Exercise objective
Check every line below for the word "label" and copy each one that has it.
Data below:
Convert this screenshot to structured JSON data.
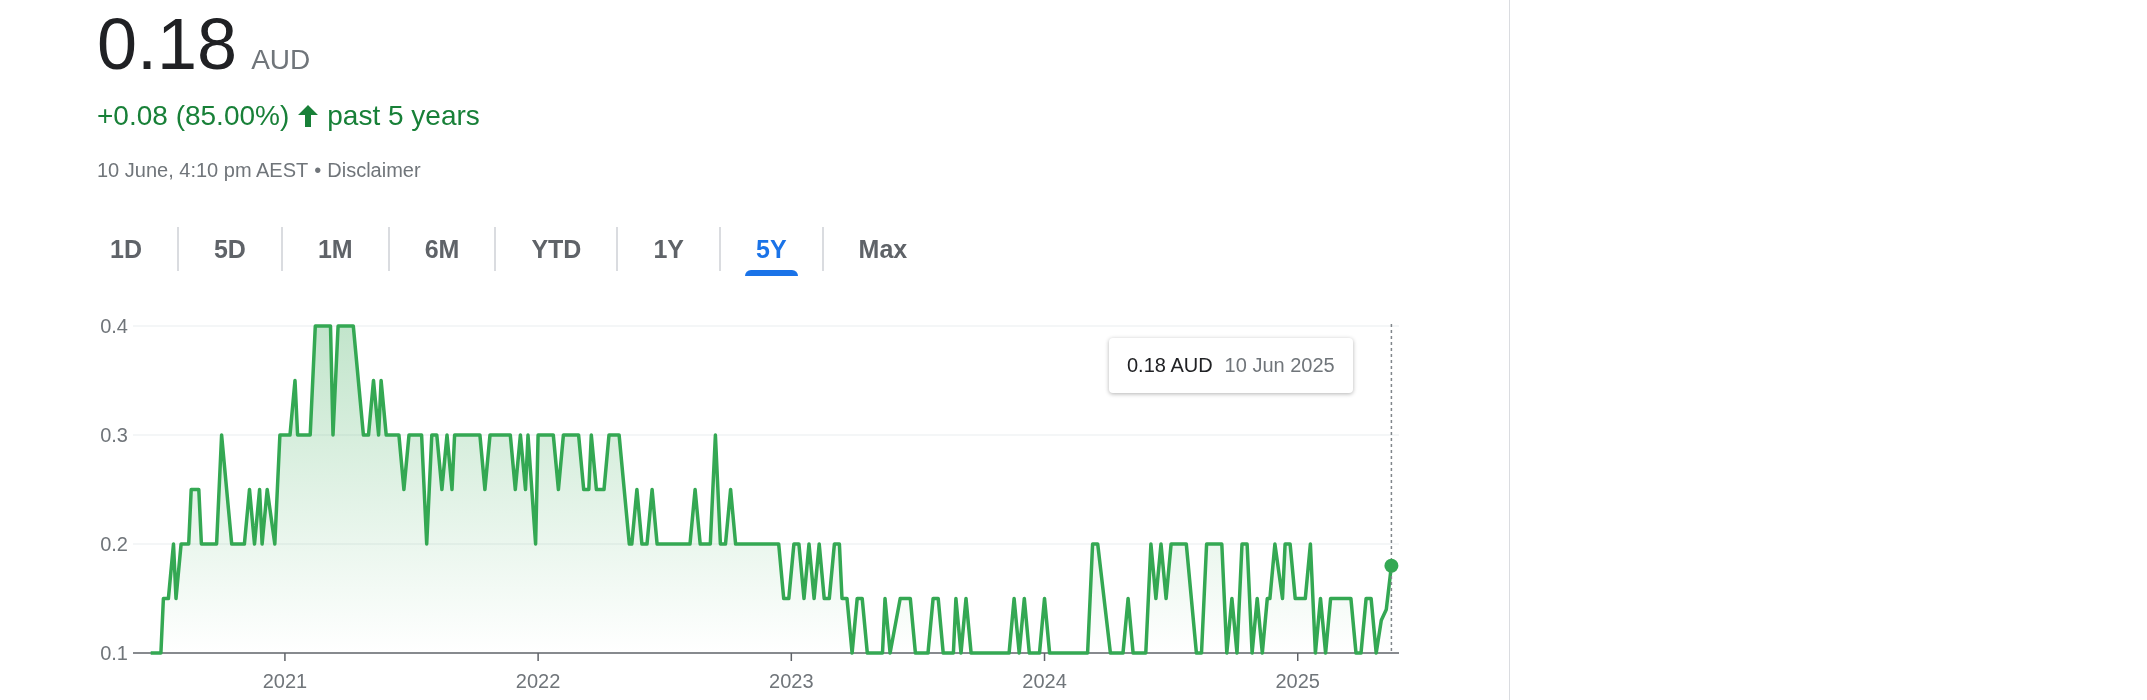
{
  "quote": {
    "price": "0.18",
    "currency": "AUD",
    "change": "+0.08 (85.00%)",
    "gain": true,
    "period": "past 5 years",
    "timestamp": "10 June, 4:10 pm AEST",
    "separator": "•",
    "disclaimer": "Disclaimer"
  },
  "range_tabs": [
    {
      "label": "1D",
      "selected": false
    },
    {
      "label": "5D",
      "selected": false
    },
    {
      "label": "1M",
      "selected": false
    },
    {
      "label": "6M",
      "selected": false
    },
    {
      "label": "YTD",
      "selected": false
    },
    {
      "label": "1Y",
      "selected": false
    },
    {
      "label": "5Y",
      "selected": true
    },
    {
      "label": "Max",
      "selected": false
    }
  ],
  "chart": {
    "tooltip": {
      "value": "0.18 AUD",
      "date": "10 Jun 2025"
    },
    "chart_data": {
      "type": "area",
      "xlim": [
        2020.4,
        2025.4
      ],
      "ylim": [
        0.1,
        0.4
      ],
      "xticks": [
        2021,
        2022,
        2023,
        2024,
        2025
      ],
      "ref_lines": [
        {
          "axis": "x",
          "value": 2025.37
        }
      ],
      "yticks": [
        0.1,
        0.2,
        0.3,
        0.4
      ],
      "x": [
        2020.47,
        2020.51,
        2020.52,
        2020.54,
        2020.56,
        2020.57,
        2020.59,
        2020.62,
        2020.63,
        2020.66,
        2020.67,
        2020.73,
        2020.75,
        2020.79,
        2020.84,
        2020.86,
        2020.88,
        2020.9,
        2020.91,
        2020.93,
        2020.96,
        2020.98,
        2021.02,
        2021.04,
        2021.05,
        2021.1,
        2021.12,
        2021.18,
        2021.19,
        2021.21,
        2021.27,
        2021.31,
        2021.33,
        2021.35,
        2021.37,
        2021.38,
        2021.4,
        2021.45,
        2021.47,
        2021.49,
        2021.54,
        2021.56,
        2021.58,
        2021.6,
        2021.62,
        2021.64,
        2021.66,
        2021.67,
        2021.77,
        2021.79,
        2021.81,
        2021.89,
        2021.91,
        2021.93,
        2021.95,
        2021.96,
        2021.99,
        2022.0,
        2022.06,
        2022.08,
        2022.1,
        2022.16,
        2022.18,
        2022.2,
        2022.21,
        2022.23,
        2022.26,
        2022.28,
        2022.32,
        2022.36,
        2022.37,
        2022.39,
        2022.41,
        2022.43,
        2022.45,
        2022.47,
        2022.6,
        2022.62,
        2022.64,
        2022.68,
        2022.7,
        2022.72,
        2022.74,
        2022.76,
        2022.78,
        2022.95,
        2022.97,
        2022.99,
        2023.01,
        2023.03,
        2023.05,
        2023.07,
        2023.09,
        2023.11,
        2023.13,
        2023.15,
        2023.17,
        2023.19,
        2023.2,
        2023.22,
        2023.24,
        2023.26,
        2023.28,
        2023.3,
        2023.36,
        2023.37,
        2023.39,
        2023.43,
        2023.47,
        2023.49,
        2023.54,
        2023.56,
        2023.58,
        2023.6,
        2023.64,
        2023.65,
        2023.67,
        2023.69,
        2023.71,
        2023.86,
        2023.88,
        2023.9,
        2023.92,
        2023.94,
        2023.98,
        2024.0,
        2024.02,
        2024.17,
        2024.19,
        2024.21,
        2024.26,
        2024.31,
        2024.33,
        2024.35,
        2024.4,
        2024.42,
        2024.44,
        2024.46,
        2024.48,
        2024.5,
        2024.56,
        2024.6,
        2024.62,
        2024.64,
        2024.7,
        2024.72,
        2024.74,
        2024.76,
        2024.78,
        2024.8,
        2024.82,
        2024.84,
        2024.86,
        2024.88,
        2024.89,
        2024.91,
        2024.94,
        2024.95,
        2024.97,
        2024.99,
        2025.03,
        2025.05,
        2025.07,
        2025.09,
        2025.11,
        2025.13,
        2025.21,
        2025.23,
        2025.25,
        2025.27,
        2025.29,
        2025.31,
        2025.33,
        2025.35,
        2025.37
      ],
      "series": [
        {
          "color": "#34a853",
          "values": [
            0.1,
            0.1,
            0.15,
            0.15,
            0.2,
            0.15,
            0.2,
            0.2,
            0.25,
            0.25,
            0.2,
            0.2,
            0.3,
            0.2,
            0.2,
            0.25,
            0.2,
            0.25,
            0.2,
            0.25,
            0.2,
            0.3,
            0.3,
            0.35,
            0.3,
            0.3,
            0.4,
            0.4,
            0.3,
            0.4,
            0.4,
            0.3,
            0.3,
            0.35,
            0.3,
            0.35,
            0.3,
            0.3,
            0.25,
            0.3,
            0.3,
            0.2,
            0.3,
            0.3,
            0.25,
            0.3,
            0.25,
            0.3,
            0.3,
            0.25,
            0.3,
            0.3,
            0.25,
            0.3,
            0.25,
            0.3,
            0.2,
            0.3,
            0.3,
            0.25,
            0.3,
            0.3,
            0.25,
            0.25,
            0.3,
            0.25,
            0.25,
            0.3,
            0.3,
            0.2,
            0.2,
            0.25,
            0.2,
            0.2,
            0.25,
            0.2,
            0.2,
            0.25,
            0.2,
            0.2,
            0.3,
            0.2,
            0.2,
            0.25,
            0.2,
            0.2,
            0.15,
            0.15,
            0.2,
            0.2,
            0.15,
            0.2,
            0.15,
            0.2,
            0.15,
            0.15,
            0.2,
            0.2,
            0.15,
            0.15,
            0.1,
            0.15,
            0.15,
            0.1,
            0.1,
            0.15,
            0.1,
            0.15,
            0.15,
            0.1,
            0.1,
            0.15,
            0.15,
            0.1,
            0.1,
            0.15,
            0.1,
            0.15,
            0.1,
            0.1,
            0.15,
            0.1,
            0.15,
            0.1,
            0.1,
            0.15,
            0.1,
            0.1,
            0.2,
            0.2,
            0.1,
            0.1,
            0.15,
            0.1,
            0.1,
            0.2,
            0.15,
            0.2,
            0.15,
            0.2,
            0.2,
            0.1,
            0.1,
            0.2,
            0.2,
            0.1,
            0.15,
            0.1,
            0.2,
            0.2,
            0.1,
            0.15,
            0.1,
            0.15,
            0.15,
            0.2,
            0.15,
            0.2,
            0.2,
            0.15,
            0.15,
            0.2,
            0.1,
            0.15,
            0.1,
            0.15,
            0.15,
            0.1,
            0.1,
            0.15,
            0.15,
            0.1,
            0.13,
            0.14,
            0.18
          ]
        }
      ]
    }
  }
}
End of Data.
Result for this task
      "label": "1D",
      "label": "5D",
      "label": "1M",
      "label": "6M",
      "label": "YTD",
      "label": "1Y",
      "label": "5Y",
      "label": "Max",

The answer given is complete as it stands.